◆ Work to complete: Where in the entries below does "Zobacz" appear? Copy every line that has it.

◆ Dataset excerpts:
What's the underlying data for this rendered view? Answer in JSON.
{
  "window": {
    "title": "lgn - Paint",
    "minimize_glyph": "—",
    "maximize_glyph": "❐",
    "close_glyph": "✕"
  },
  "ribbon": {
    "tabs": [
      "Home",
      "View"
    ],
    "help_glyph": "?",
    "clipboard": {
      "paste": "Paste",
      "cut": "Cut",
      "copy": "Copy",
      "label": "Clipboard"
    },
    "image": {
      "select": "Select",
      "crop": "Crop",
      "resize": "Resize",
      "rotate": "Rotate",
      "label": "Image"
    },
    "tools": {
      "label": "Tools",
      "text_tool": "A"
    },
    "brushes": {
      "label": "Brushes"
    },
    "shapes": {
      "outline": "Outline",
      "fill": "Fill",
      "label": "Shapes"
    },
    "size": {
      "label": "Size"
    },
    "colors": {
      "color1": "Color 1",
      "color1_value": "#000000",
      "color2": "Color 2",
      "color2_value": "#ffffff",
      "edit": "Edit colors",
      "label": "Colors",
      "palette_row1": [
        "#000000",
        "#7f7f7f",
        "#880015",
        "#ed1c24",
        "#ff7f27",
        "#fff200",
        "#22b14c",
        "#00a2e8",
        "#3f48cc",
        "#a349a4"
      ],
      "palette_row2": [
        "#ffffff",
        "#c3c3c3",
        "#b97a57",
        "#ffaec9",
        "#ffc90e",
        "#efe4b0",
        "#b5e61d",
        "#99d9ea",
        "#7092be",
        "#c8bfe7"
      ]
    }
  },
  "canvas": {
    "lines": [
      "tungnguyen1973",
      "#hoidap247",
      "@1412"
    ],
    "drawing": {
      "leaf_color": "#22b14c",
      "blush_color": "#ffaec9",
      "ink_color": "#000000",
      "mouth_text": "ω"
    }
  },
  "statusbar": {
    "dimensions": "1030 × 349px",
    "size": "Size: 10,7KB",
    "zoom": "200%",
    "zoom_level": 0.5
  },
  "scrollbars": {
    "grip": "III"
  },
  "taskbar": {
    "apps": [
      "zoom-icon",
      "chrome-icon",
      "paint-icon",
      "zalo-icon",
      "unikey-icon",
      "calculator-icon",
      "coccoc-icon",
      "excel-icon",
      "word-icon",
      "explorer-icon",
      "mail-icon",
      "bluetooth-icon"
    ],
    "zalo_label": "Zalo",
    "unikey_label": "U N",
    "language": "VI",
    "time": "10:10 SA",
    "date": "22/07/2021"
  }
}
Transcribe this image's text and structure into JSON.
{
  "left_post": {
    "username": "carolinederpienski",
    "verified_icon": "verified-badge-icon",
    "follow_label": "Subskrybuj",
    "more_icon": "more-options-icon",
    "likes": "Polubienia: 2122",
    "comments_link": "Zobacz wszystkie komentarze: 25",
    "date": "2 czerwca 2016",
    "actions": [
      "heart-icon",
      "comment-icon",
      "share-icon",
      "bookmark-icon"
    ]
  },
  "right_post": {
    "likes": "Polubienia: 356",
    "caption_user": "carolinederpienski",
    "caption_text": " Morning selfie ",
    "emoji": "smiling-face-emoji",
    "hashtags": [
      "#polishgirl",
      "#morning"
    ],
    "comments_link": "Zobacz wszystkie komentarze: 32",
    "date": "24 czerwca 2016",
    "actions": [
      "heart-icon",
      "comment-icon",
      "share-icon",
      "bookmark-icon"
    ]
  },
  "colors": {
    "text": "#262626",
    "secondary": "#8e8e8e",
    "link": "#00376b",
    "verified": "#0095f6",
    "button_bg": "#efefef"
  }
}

◆ Result of this exercise:
    "comments_link": "Zobacz wszystkie komentarze: 25",
    "comments_link": "Zobacz wszystkie komentarze: 32",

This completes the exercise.